> WHAT THE TASK REQUIRES:
If a record below holds a picture, leave the picture out and copy the rest exactly.

[Dataset excerpts]
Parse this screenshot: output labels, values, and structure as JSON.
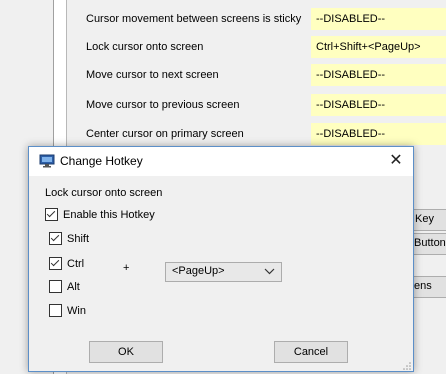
{
  "background": {
    "settings_rows": [
      {
        "label": "Cursor movement between screens is sticky",
        "value": "--DISABLED--"
      },
      {
        "label": "Lock cursor onto screen",
        "value": "Ctrl+Shift+<PageUp>"
      },
      {
        "label": "Move cursor to next screen",
        "value": "--DISABLED--"
      },
      {
        "label": "Move cursor to previous screen",
        "value": "--DISABLED--"
      },
      {
        "label": "Center cursor on primary screen",
        "value": "--DISABLED--"
      }
    ],
    "side_buttons": {
      "key": "Key",
      "button": "Button",
      "screens": "ens"
    }
  },
  "dialog": {
    "title": "Change Hotkey",
    "title_icon": "monitor-icon",
    "close_glyph": "✕",
    "action_label": "Lock cursor onto screen",
    "enable_label": "Enable this Hotkey",
    "enable_checked": true,
    "modifiers": [
      {
        "label": "Shift",
        "checked": true
      },
      {
        "label": "Ctrl",
        "checked": true
      },
      {
        "label": "Alt",
        "checked": false
      },
      {
        "label": "Win",
        "checked": false
      }
    ],
    "plus": "+",
    "key_select": "<PageUp>",
    "ok_label": "OK",
    "cancel_label": "Cancel"
  }
}
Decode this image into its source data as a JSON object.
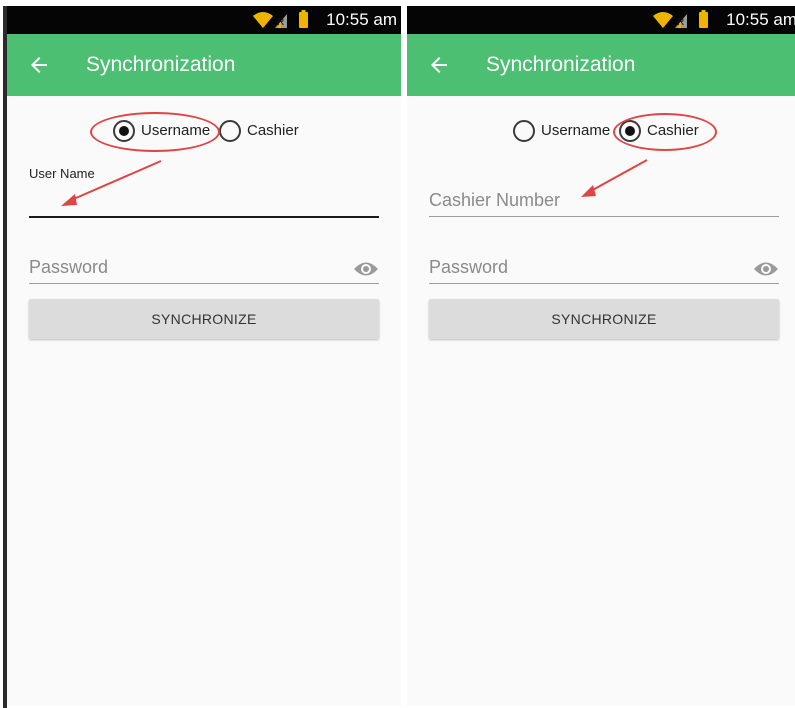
{
  "colors": {
    "status_bar": "#050505",
    "app_bar": "#4cbf72",
    "background": "#fafafa",
    "annotation": "#e04545",
    "button": "#dcdcdc",
    "status_icons": "#f0b400"
  },
  "screens": [
    {
      "status": {
        "time": "10:55 am",
        "icons": [
          "wifi-icon",
          "signal-icon",
          "battery-icon"
        ]
      },
      "app_bar": {
        "title": "Synchronization",
        "back_icon": "arrow-left-icon"
      },
      "radio": {
        "options": [
          {
            "label": "Username",
            "checked": true
          },
          {
            "label": "Cashier",
            "checked": false
          }
        ]
      },
      "login_field": {
        "label": "User Name",
        "value": ""
      },
      "password_field": {
        "placeholder": "Password",
        "icon": "eye-icon"
      },
      "button": {
        "label": "SYNCHRONIZE"
      }
    },
    {
      "status": {
        "time": "10:55 am",
        "icons": [
          "wifi-icon",
          "signal-icon",
          "battery-icon"
        ]
      },
      "app_bar": {
        "title": "Synchronization",
        "back_icon": "arrow-left-icon"
      },
      "radio": {
        "options": [
          {
            "label": "Username",
            "checked": false
          },
          {
            "label": "Cashier",
            "checked": true
          }
        ]
      },
      "login_field": {
        "placeholder": "Cashier Number",
        "value": ""
      },
      "password_field": {
        "placeholder": "Password",
        "icon": "eye-icon"
      },
      "button": {
        "label": "SYNCHRONIZE"
      }
    }
  ]
}
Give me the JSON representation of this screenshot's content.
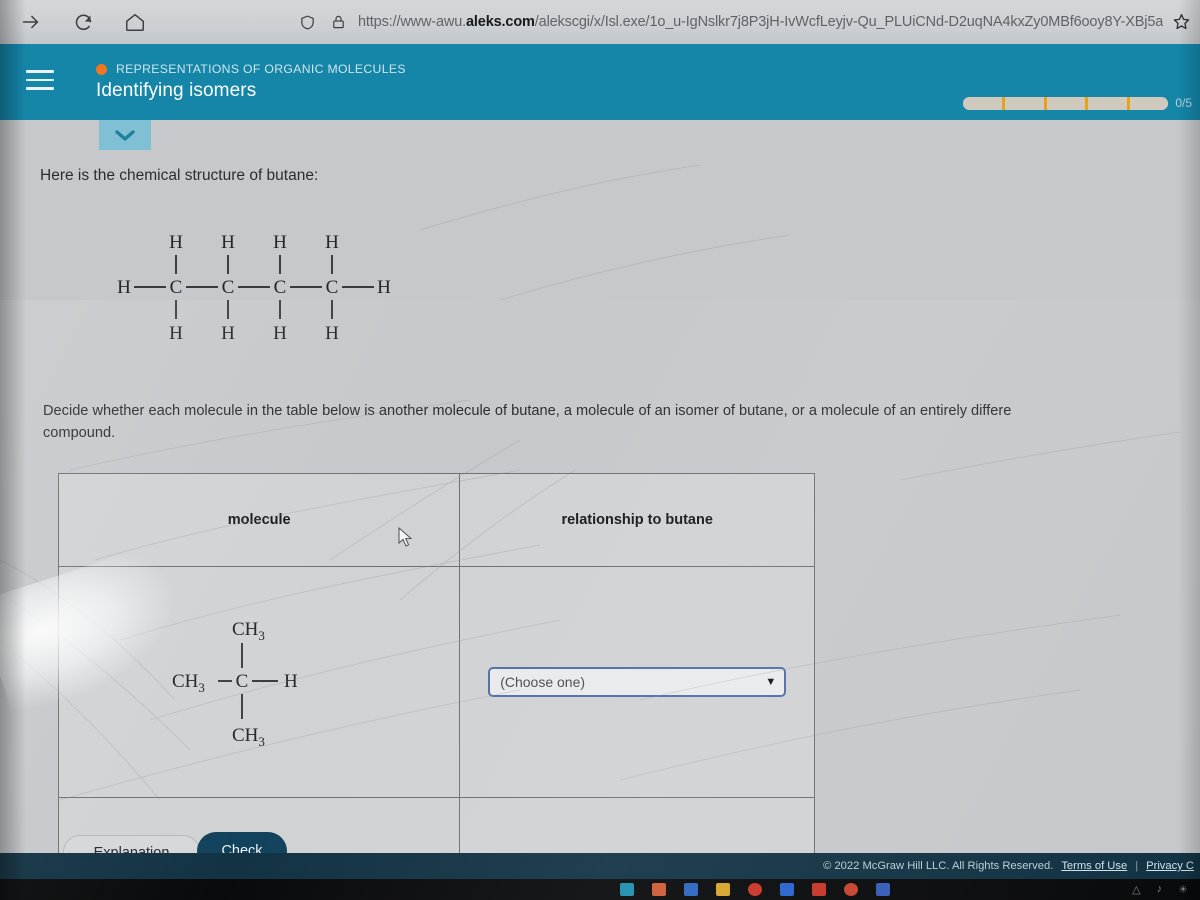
{
  "browser": {
    "forward_icon": "forward-arrow-icon",
    "reload_icon": "reload-icon",
    "home_icon": "home-icon",
    "shield_icon": "shield-icon",
    "lock_icon": "lock-icon",
    "bookmark_icon": "star-icon",
    "url_scheme": "https://www-awu.",
    "url_domain": "aleks.com",
    "url_path": "/alekscgi/x/Isl.exe/1o_u-IgNslkr7j8P3jH-IvWcfLeyjv-Qu_PLUiCNd-D2uqNA4kxZy0MBf6ooy8Y-XBj5a"
  },
  "header": {
    "menu_icon": "hamburger-menu-icon",
    "topic_dot_color": "#ef7622",
    "topic": "REPRESENTATIONS OF ORGANIC MOLECULES",
    "title": "Identifying isomers",
    "progress_segments": 5,
    "progress_label": "0/5",
    "bar_color": "#1585a8"
  },
  "content": {
    "collapse_tab_icon": "chevron-down-icon",
    "intro": "Here is the chemical structure of butane:",
    "prompt_line1": "Decide whether each molecule in the table below is another molecule of butane, a molecule of an isomer of butane, or a molecule of an entirely differe",
    "prompt_line2": "compound."
  },
  "butane_structure": {
    "top_hydrogens": [
      "H",
      "H",
      "H",
      "H"
    ],
    "left_hydrogen": "H",
    "carbons": [
      "C",
      "C",
      "C",
      "C"
    ],
    "right_hydrogen": "H",
    "bottom_hydrogens": [
      "H",
      "H",
      "H",
      "H"
    ]
  },
  "table": {
    "headers": {
      "molecule": "molecule",
      "relationship": "relationship to butane"
    },
    "rows": [
      {
        "molecule": {
          "top": "CH",
          "top_sub": "3",
          "left": "CH",
          "left_sub": "3",
          "center": "C",
          "right": "H",
          "bottom": "CH",
          "bottom_sub": "3"
        },
        "dropdown_value": "(Choose one)",
        "dropdown_caret": "caret-down-icon"
      }
    ]
  },
  "buttons": {
    "explanation": "Explanation",
    "check": "Check"
  },
  "footer": {
    "copyright": "© 2022 McGraw Hill LLC. All Rights Reserved.",
    "terms": "Terms of Use",
    "separator": "|",
    "privacy": "Privacy C"
  }
}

> EXPECTED ANSWER:
Parse this screenshot: output labels, values, and structure as JSON.
{
  "background": {
    "settings_rows": [
      {
        "label": "Cursor movement between screens is sticky",
        "value": "--DISABLED--"
      },
      {
        "label": "Lock cursor onto screen",
        "value": "Ctrl+Shift+<PageUp>"
      },
      {
        "label": "Move cursor to next screen",
        "value": "--DISABLED--"
      },
      {
        "label": "Move cursor to previous screen",
        "value": "--DISABLED--"
      },
      {
        "label": "Center cursor on primary screen",
        "value": "--DISABLED--"
      }
    ],
    "side_buttons": {
      "key": "Key",
      "button": "Button",
      "screens": "ens"
    }
  },
  "dialog": {
    "title": "Change Hotkey",
    "title_icon": "monitor-icon",
    "close_glyph": "✕",
    "action_label": "Lock cursor onto screen",
    "enable_label": "Enable this Hotkey",
    "enable_checked": true,
    "modifiers": [
      {
        "label": "Shift",
        "checked": true
      },
      {
        "label": "Ctrl",
        "checked": true
      },
      {
        "label": "Alt",
        "checked": false
      },
      {
        "label": "Win",
        "checked": false
      }
    ],
    "plus": "+",
    "key_select": "<PageUp>",
    "ok_label": "OK",
    "cancel_label": "Cancel"
  }
}
Decode this image into its source data as a JSON object.
{
  "colors": {
    "status_bar": "#050505",
    "app_bar": "#4cbf72",
    "background": "#fafafa",
    "annotation": "#e04545",
    "button": "#dcdcdc",
    "status_icons": "#f0b400"
  },
  "screens": [
    {
      "status": {
        "time": "10:55 am",
        "icons": [
          "wifi-icon",
          "signal-icon",
          "battery-icon"
        ]
      },
      "app_bar": {
        "title": "Synchronization",
        "back_icon": "arrow-left-icon"
      },
      "radio": {
        "options": [
          {
            "label": "Username",
            "checked": true
          },
          {
            "label": "Cashier",
            "checked": false
          }
        ]
      },
      "login_field": {
        "label": "User Name",
        "value": ""
      },
      "password_field": {
        "placeholder": "Password",
        "icon": "eye-icon"
      },
      "button": {
        "label": "SYNCHRONIZE"
      }
    },
    {
      "status": {
        "time": "10:55 am",
        "icons": [
          "wifi-icon",
          "signal-icon",
          "battery-icon"
        ]
      },
      "app_bar": {
        "title": "Synchronization",
        "back_icon": "arrow-left-icon"
      },
      "radio": {
        "options": [
          {
            "label": "Username",
            "checked": false
          },
          {
            "label": "Cashier",
            "checked": true
          }
        ]
      },
      "login_field": {
        "placeholder": "Cashier Number",
        "value": ""
      },
      "password_field": {
        "placeholder": "Password",
        "icon": "eye-icon"
      },
      "button": {
        "label": "SYNCHRONIZE"
      }
    }
  ]
}
Give me the JSON representation of this screenshot's content.
{
  "browser": {
    "forward_icon": "forward-arrow-icon",
    "reload_icon": "reload-icon",
    "home_icon": "home-icon",
    "shield_icon": "shield-icon",
    "lock_icon": "lock-icon",
    "bookmark_icon": "star-icon",
    "url_scheme": "https://www-awu.",
    "url_domain": "aleks.com",
    "url_path": "/alekscgi/x/Isl.exe/1o_u-IgNslkr7j8P3jH-IvWcfLeyjv-Qu_PLUiCNd-D2uqNA4kxZy0MBf6ooy8Y-XBj5a"
  },
  "header": {
    "menu_icon": "hamburger-menu-icon",
    "topic_dot_color": "#ef7622",
    "topic": "REPRESENTATIONS OF ORGANIC MOLECULES",
    "title": "Identifying isomers",
    "progress_segments": 5,
    "progress_label": "0/5",
    "bar_color": "#1585a8"
  },
  "content": {
    "collapse_tab_icon": "chevron-down-icon",
    "intro": "Here is the chemical structure of butane:",
    "prompt_line1": "Decide whether each molecule in the table below is another molecule of butane, a molecule of an isomer of butane, or a molecule of an entirely differe",
    "prompt_line2": "compound."
  },
  "butane_structure": {
    "top_hydrogens": [
      "H",
      "H",
      "H",
      "H"
    ],
    "left_hydrogen": "H",
    "carbons": [
      "C",
      "C",
      "C",
      "C"
    ],
    "right_hydrogen": "H",
    "bottom_hydrogens": [
      "H",
      "H",
      "H",
      "H"
    ]
  },
  "table": {
    "headers": {
      "molecule": "molecule",
      "relationship": "relationship to butane"
    },
    "rows": [
      {
        "molecule": {
          "top": "CH",
          "top_sub": "3",
          "left": "CH",
          "left_sub": "3",
          "center": "C",
          "right": "H",
          "bottom": "CH",
          "bottom_sub": "3"
        },
        "dropdown_value": "(Choose one)",
        "dropdown_caret": "caret-down-icon"
      }
    ]
  },
  "buttons": {
    "explanation": "Explanation",
    "check": "Check"
  },
  "footer": {
    "copyright": "© 2022 McGraw Hill LLC. All Rights Reserved.",
    "terms": "Terms of Use",
    "separator": "|",
    "privacy": "Privacy C"
  }
}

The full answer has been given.